NCJ Number
Date Published
January 1999
2 pages
Publication Series
Researchers in San Diego noted that drug dealers frequently rent in buildings with weak property management; to determine whether improved onsite management could be induced by police action and whether this would reduce crime, they conducted a randomized study of rental properties with drug dealing.

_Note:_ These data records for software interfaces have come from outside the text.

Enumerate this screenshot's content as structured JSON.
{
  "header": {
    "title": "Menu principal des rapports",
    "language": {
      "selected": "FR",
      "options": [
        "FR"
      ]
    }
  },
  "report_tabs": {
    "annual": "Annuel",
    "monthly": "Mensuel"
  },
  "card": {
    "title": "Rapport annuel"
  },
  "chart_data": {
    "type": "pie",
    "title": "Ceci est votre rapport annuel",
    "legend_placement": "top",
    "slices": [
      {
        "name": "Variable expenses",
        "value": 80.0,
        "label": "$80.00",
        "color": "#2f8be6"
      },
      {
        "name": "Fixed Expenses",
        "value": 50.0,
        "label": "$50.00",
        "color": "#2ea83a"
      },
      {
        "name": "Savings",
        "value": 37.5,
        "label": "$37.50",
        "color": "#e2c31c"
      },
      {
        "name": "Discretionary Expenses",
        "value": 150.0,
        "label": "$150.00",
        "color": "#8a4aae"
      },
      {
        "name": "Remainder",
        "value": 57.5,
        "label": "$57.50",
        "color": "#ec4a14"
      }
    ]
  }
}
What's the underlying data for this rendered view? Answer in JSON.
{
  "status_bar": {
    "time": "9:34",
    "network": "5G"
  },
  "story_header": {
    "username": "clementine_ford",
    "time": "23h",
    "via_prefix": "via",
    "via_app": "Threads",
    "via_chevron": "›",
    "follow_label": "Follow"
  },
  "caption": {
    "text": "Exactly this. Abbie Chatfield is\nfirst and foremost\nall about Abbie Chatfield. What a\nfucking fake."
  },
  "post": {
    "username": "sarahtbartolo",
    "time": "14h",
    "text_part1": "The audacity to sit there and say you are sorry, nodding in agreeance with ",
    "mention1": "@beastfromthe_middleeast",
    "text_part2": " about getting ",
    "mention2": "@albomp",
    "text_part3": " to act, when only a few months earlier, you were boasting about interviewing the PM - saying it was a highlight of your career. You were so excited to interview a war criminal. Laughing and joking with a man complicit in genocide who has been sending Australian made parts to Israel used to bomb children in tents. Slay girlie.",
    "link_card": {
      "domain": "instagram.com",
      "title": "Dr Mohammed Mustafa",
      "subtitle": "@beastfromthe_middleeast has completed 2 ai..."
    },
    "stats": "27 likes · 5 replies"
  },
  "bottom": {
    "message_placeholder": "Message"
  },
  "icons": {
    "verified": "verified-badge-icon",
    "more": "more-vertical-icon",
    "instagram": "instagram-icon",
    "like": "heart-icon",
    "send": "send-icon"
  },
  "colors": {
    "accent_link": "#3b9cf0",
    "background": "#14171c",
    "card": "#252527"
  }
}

The researchers randomly assigned all residential rental properties where some form of police drug enforcement had occurred during a 6-month period (June-November 1993) to one of three groups: a control group and two test groups: "Drug Abatement Response Team (DART) letter only" and "letter plus DART meeting." Several types of data were obtained for each of the 121 properties involved in the study. Police records provided data on the individuals arrested during the enforcement action that triggered inclusion in the study; information on crime and drug events at the sites for 3 months prior to the original enforcement; crime and drug-event information for 3 months after the enforcement; crime and drug-event information for five 6-month periods after the enforcement; and a log of DART interactions with the property owners. Other data included owners' response to a telephone survey about their management practices and how they handled the tenant involved in the initial police action as well as a physical description of each site and its environment. At least 45 days after the drug enforcement action, members of the narcotics unit attempted to buy drugs at each site to determine whether drugs were still available. The research found that police action can improve the effectiveness of place managers and that such efforts can assist in solving community drug and crime problems.

Date Published: January 1, 1999